A Toastmaster since 1997, Davidson has ventured to clubs in Istanbul, Cairo, Buenos Aires and Sydney, among others. On a vacation to London, he met up with a Toastmasters club called the London Athenian Speakers; the group met in a most appropriate spot – the upstairs room of a London pub. The club took full advantage of the location: During the meeting break, some headed downstairs for a pint of lager.
Taking a Sentimental Journey
Vimal Goyle grew up in India and moved to the United States with her husband in 1970. Nearly 40 years later, she had the opportunity to visit a Toastmasters club in her native land. “I was very excited,” says Goyle, who attended a meeting of the Chandigarh Toastmasters this past January.
A gynecologist in Topeka, Kansas, Goyle traveled to India to attend the Indo-U.S. Healthcare Summit in New Delhi. She was in the country for two weeks and went to three different cities, including Chandigarh, where she stayed with a nephew. The Toastmasters club there normally meets on Saturday afternoons, but when Goyle told club leaders she wouldn’t arrive in the city until Sunday afternoon, they graciously re-scheduled that particular meeting for Sunday evening so she could attend.
The club -- which was less than a year old — held an installation ceremony for their seven new officers. Taking place in a restaurant, it was an elaborate and lengthy affair — a sign of how seriously the members take their Toastmasters experience, says Goyle. The district governor drove 200 miles to attend the event, she notes, and the officers’ friends and families were present – even their children. Afterward, a lavish buffet of Indian food was served.

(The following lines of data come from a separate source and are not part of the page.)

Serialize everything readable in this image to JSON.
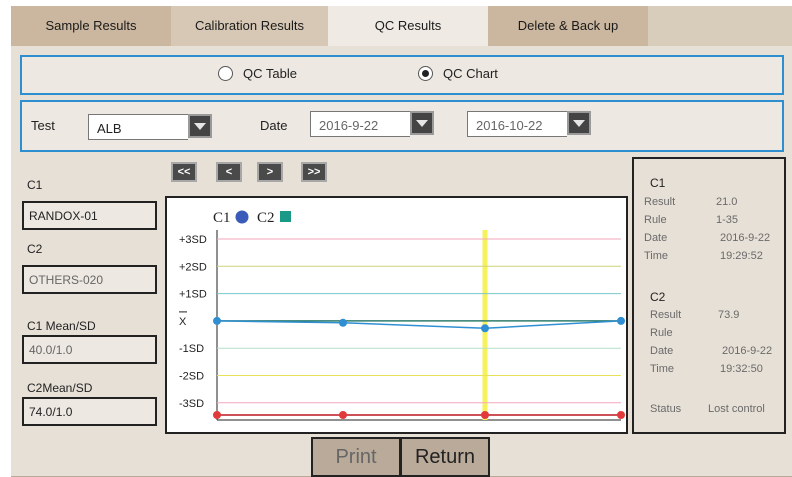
{
  "tabs": [
    "Sample Results",
    "Calibration Results",
    "QC Results",
    "Delete & Back up"
  ],
  "view_options": {
    "table": "QC Table",
    "chart": "QC Chart",
    "selected": "chart"
  },
  "filters": {
    "test_label": "Test",
    "test_value": "ALB",
    "date_label": "Date",
    "date_from": "2016-9-22",
    "date_to": "2016-10-22"
  },
  "controls": {
    "c1_label": "C1",
    "c1_value": "RANDOX-01",
    "c2_label": "C2",
    "c2_value": "OTHERS-020",
    "c1_mean_label": "C1 Mean/SD",
    "c1_mean_value": "40.0/1.0",
    "c2_mean_label": "C2Mean/SD",
    "c2_mean_value": "74.0/1.0"
  },
  "nav_buttons": [
    "<<",
    "<",
    ">",
    ">>"
  ],
  "chart_data": {
    "type": "line",
    "legend": [
      "C1",
      "C2"
    ],
    "y_labels": [
      "+3SD",
      "+2SD",
      "+1SD",
      "X",
      "-1SD",
      "-2SD",
      "-3SD"
    ],
    "y_range": [
      -3.5,
      3
    ],
    "series": [
      {
        "name": "C1",
        "color": "#2f8fd2",
        "x": [
          0,
          1,
          2,
          3
        ],
        "values": [
          0,
          -0.07,
          -0.27,
          0
        ]
      },
      {
        "name": "C2",
        "color": "#e23a3a",
        "x": [
          0,
          1,
          2,
          3
        ],
        "values": [
          -3.5,
          -3.5,
          -3.5,
          -3.5
        ]
      }
    ],
    "highlight_x": 2,
    "sd_line_colors": {
      "+3SD": "#f2a7bd",
      "+2SD": "#cfd37a",
      "+1SD": "#78c8c8",
      "X": "#2f7d6e",
      "-1SD": "#b7dfc7",
      "-2SD": "#e8e15a",
      "-3SD": "#f2a7bd"
    },
    "highlight_color": "#f6f25c"
  },
  "info": {
    "c1_head": "C1",
    "c1_rows": [
      [
        "Result",
        "21.0"
      ],
      [
        "Rule",
        "1-35"
      ],
      [
        "Date",
        "2016-9-22"
      ],
      [
        "Time",
        "19:29:52"
      ]
    ],
    "c2_head": "C2",
    "c2_rows": [
      [
        "Result",
        "73.9"
      ],
      [
        "Rule",
        ""
      ],
      [
        "Date",
        "2016-9-22"
      ],
      [
        "Time",
        "19:32:50"
      ]
    ],
    "status_label": "Status",
    "status_value": "Lost control"
  },
  "buttons": {
    "print": "Print",
    "return": "Return"
  }
}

The club designated Goyle as its “chief guest” and presented her with a bouquet of flowers and a gift. “It was very nice,” she says. “I was treated with such hospitality.” A member of the Via Christi Toastmasters club in Topeka, Goyle says it was a moving experience to see this new, flourishing Toastmasters club in the land where she grew up.
“I was very amazed and happy to know that all these members were so excited and working very diligently to do things for the club,” she says, adding that she made several friends in the group with whom she plans to keep in touch. “I had never known how Toastmasters exists on such an international level. These club members in Chandigarh have the opportunity to learn and to improve. I’m 67 -- I wish I had that opportunity when I was growing up.”
Goyle, a Toastmaster since 1998, had taken two guests to the meeting in Chandigarh – a family member and a friend. After the meeting, she says, both said they were interested in joining the club.
Think about logistics
Those who have frequented clubs abroad also have some practical advice to share. They recommend consulting the Toastmasters International website in advance of your trip. Look up clubs located in the areas where you’re traveling. That way you can get contact information, addresses and more. Try to pre-arrange a club visit if possible.
Davidson suggests that a few days before the meeting you call the club’s contact person, so you can confirm the time and location – always a good idea when you’re in a foreign city.
Allen, the San Diego resident, checked the Toastmasters website before she went on her trip to China this past March. She found several clubs in Beijing and Shanghai, the two cities she would be visiting. As it turned out, the Global Communicators club was less than a five-minute cab ride from her hotel in Beijing. (And just to make sure she didn’t get lost, Angela Han, the club president and ever-gracious host, spoke to her guest over the phone before she rode over, describing some landmarks she could note along the way.)
An Assistant Recruitment Coordinator for the District Attorney’s Office in San Diego County, Allen still gushes with enthusiasm when she recalls her visit to the Beijing club. Making an international connection with fellow Toastmasters was a very special experience, she says.
“I’m an avid traveler,” says Allen, “and I will continue to seek out Toastmasters clubs around the world.”
Planning on traveling?
Here are some Toastmasters items that may interest you: